Screenwriters often wonder what format best suits their story. Is it a film, TV show or web series? So many questions. Screenwriting is such as versatile writing form, that stories can be told across multiple platforms. The key differential between them is time.
This is a full-length film typically spanning 90-120 minutes. Generally speaking, they must be 60 minutes in length to qualify as such. They tend to be more cinematic in nature and designed to be enjoyed on the big screen. They are also more expansive in their thematic scope, budgets and visuals. Naturally, modern TV has shattered many of these conventions.

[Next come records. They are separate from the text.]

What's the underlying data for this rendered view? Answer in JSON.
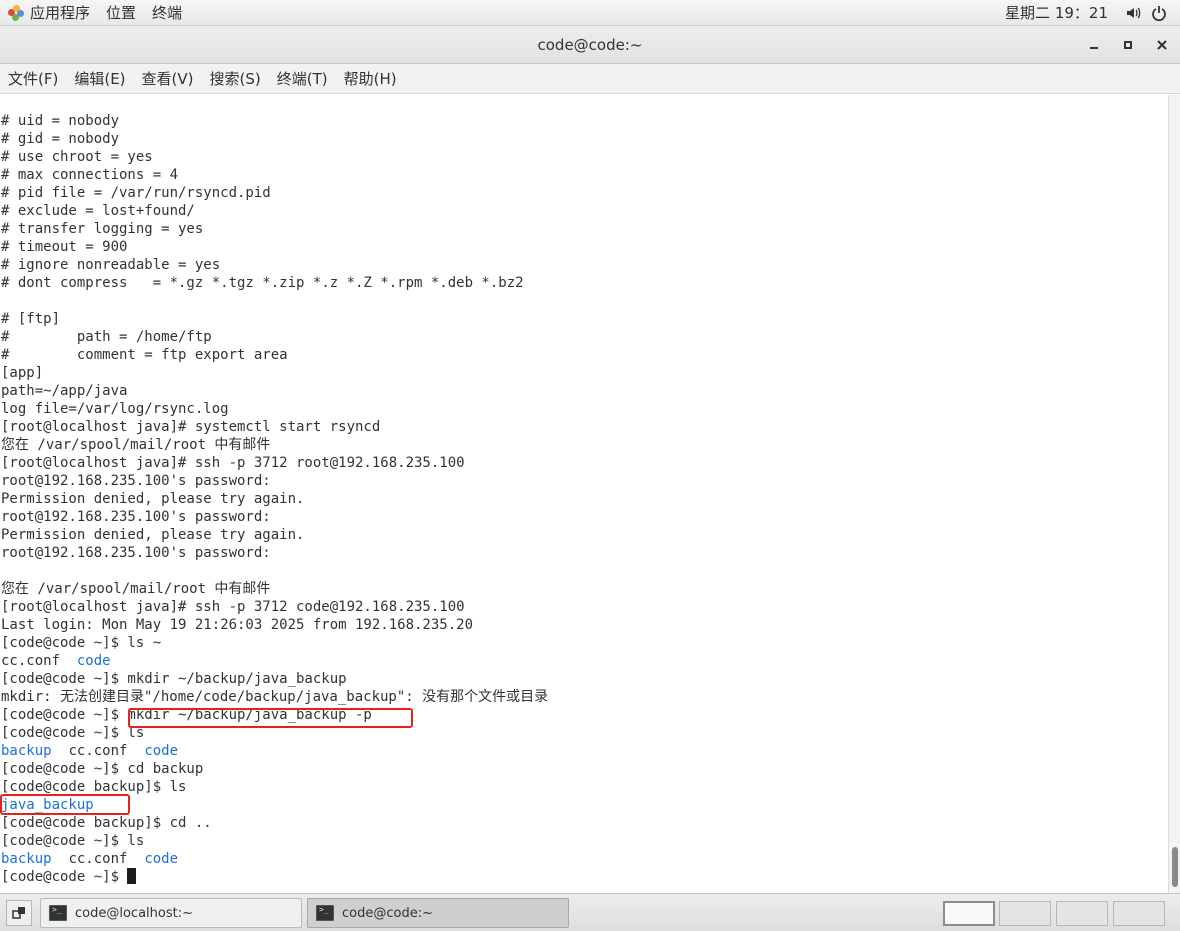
{
  "top_panel": {
    "apps_label": "应用程序",
    "places_label": "位置",
    "terminal_label": "终端",
    "clock": "星期二 19：21",
    "volume_icon": "speaker-icon",
    "power_icon": "power-icon"
  },
  "window": {
    "title": "code@code:~",
    "minimize_icon": "minimize-icon",
    "maximize_icon": "maximize-icon",
    "close_icon": "close-icon"
  },
  "menu": [
    "文件(F)",
    "编辑(E)",
    "查看(V)",
    "搜索(S)",
    "终端(T)",
    "帮助(H)"
  ],
  "terminal_lines": [
    "# uid = nobody",
    "# gid = nobody",
    "# use chroot = yes",
    "# max connections = 4",
    "# pid file = /var/run/rsyncd.pid",
    "# exclude = lost+found/",
    "# transfer logging = yes",
    "# timeout = 900",
    "# ignore nonreadable = yes",
    "# dont compress   = *.gz *.tgz *.zip *.z *.Z *.rpm *.deb *.bz2",
    "",
    "# [ftp]",
    "#        path = /home/ftp",
    "#        comment = ftp export area",
    "[app]",
    "path=~/app/java",
    "log file=/var/log/rsync.log",
    "[root@localhost java]# systemctl start rsyncd",
    "您在 /var/spool/mail/root 中有邮件",
    "[root@localhost java]# ssh -p 3712 root@192.168.235.100",
    "root@192.168.235.100's password:",
    "Permission denied, please try again.",
    "root@192.168.235.100's password:",
    "Permission denied, please try again.",
    "root@192.168.235.100's password:",
    "",
    "您在 /var/spool/mail/root 中有邮件",
    "[root@localhost java]# ssh -p 3712 code@192.168.235.100",
    "Last login: Mon May 19 21:26:03 2025 from 192.168.235.20",
    "[code@code ~]$ ls ~",
    "",
    "[code@code ~]$ mkdir ~/backup/java_backup",
    "mkdir: 无法创建目录\"/home/code/backup/java_backup\": 没有那个文件或目录",
    "[code@code ~]$ mkdir ~/backup/java_backup -p",
    "[code@code ~]$ ls",
    "",
    "[code@code ~]$ cd backup",
    "[code@code backup]$ ls",
    "",
    "[code@code backup]$ cd ..",
    "[code@code ~]$ ls",
    "",
    "[code@code ~]$ "
  ],
  "listings": {
    "ls_home_1": {
      "file": "cc.conf",
      "dir": "code"
    },
    "ls_home_2": {
      "dir1": "backup",
      "file": "cc.conf",
      "dir2": "code"
    },
    "ls_backup": {
      "dir": "java_backup"
    },
    "ls_home_3": {
      "dir1": "backup",
      "file": "cc.conf",
      "dir2": "code"
    }
  },
  "colors": {
    "directory": "#1a6fd9",
    "highlight_box": "#e8221b",
    "text": "#2e3436"
  },
  "taskbar": {
    "show_desktop_icon": "show-desktop-icon",
    "tasks": [
      {
        "label": "code@localhost:~",
        "active": false
      },
      {
        "label": "code@code:~",
        "active": true
      }
    ],
    "workspaces": 4,
    "active_workspace": 1
  }
}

These are essentially big-budget film series associated with additional revenue streams such as merchandising and theme parks. The number of movies in a franchise series is generally based on underlying properties such as books, comics and graphic novels. Box office is the key determinant of how many films are produced and released.
Once the existing properties are exhausted (such as a book series), film producers often look to sequels, prequels and spin-offs to maintain the financial viability of the franchise.
In long-gone simpler days, TV was divided into one-hour dramas or half-hour comedies. That’s it. This still remains largely true. Except when it isn’t.
These tend to run at about 45-minutes on broadcast networks and 60 minutes plus on cable and streaming platforms. They are sub-divided into:
Each episode is a stand-alone TV show and can be watched out of order.
These have a stand-alone ‘story of the week’ component as well as a running throughline that extends through the entire season. These include legal, hospital and crime TV shows.
These are short-run test TV series designed to test audience traction. Television producers see them as running over multiple seasons, but they don’t want to risk investing in an entire series too early.
They must contain two or more parts and be at least six hours long and be closed-ended stories. That’s what the Primetime Emmy club says.
These are a hybrid of mini-series and limited series. They are promoted as ‘events’ to imply they are stand-alone. closed-ended TV shows. Watch them now before they go off air. However, they may be renewed if there is enough audience interest.
These are TV series linked by certain variables such as theme, location, characters or plot. Examples include ‘American Horror Story’ and ‘Room 104.’
These are generally of a 30-minute duration and sub-divided as follows:
They have a three or four camera setup in a TV studio. They contain both standing sets; frequently used recurring sets and swing sets; occasional, purpose-built sets. They are often filmed in front of a live audience and contain laugh tracks in the final sound mix.
These are more cinematic and dramatic TV shows in nature. They are less reliant on the use of standing sets and often shoot on location.
These can be a mix of live stand-up comics and pre-recorded material. They can run anywhere from 30 to 90 minutes long.
These are hybrid drama and comedy TV shows. Typically, they are 30 minutes long. Except when they aren’t. Shows like ‘My Crazy Ex-Girlfriend’ and ‘Young & Hungry’ run around 40 minutes long.
This can be broken down into two main categories:
These relate to Amazon. Netflix, Hulu, Audience Network, YouTube and the cable channels. Technically these are exhibition platforms rather than formats. However, their relatively commercial-free/ limited commercial break nature allows for less stringent running times for both drama and comedy.
10 x 10
This is a relatively new format found on various streaming services. It refers to series comprising of 10 episodes each 10 minutes long.
This refers to anything non-paid. Content ranges in length and quality. It is measured by views and simply designed to allow an artist’s work to be seen to prove their credentials. It could be a short-form viral video under a minute in length, a webisode (frequently 3-10 minutes in length), a TV pilot, or even a low-budget feature.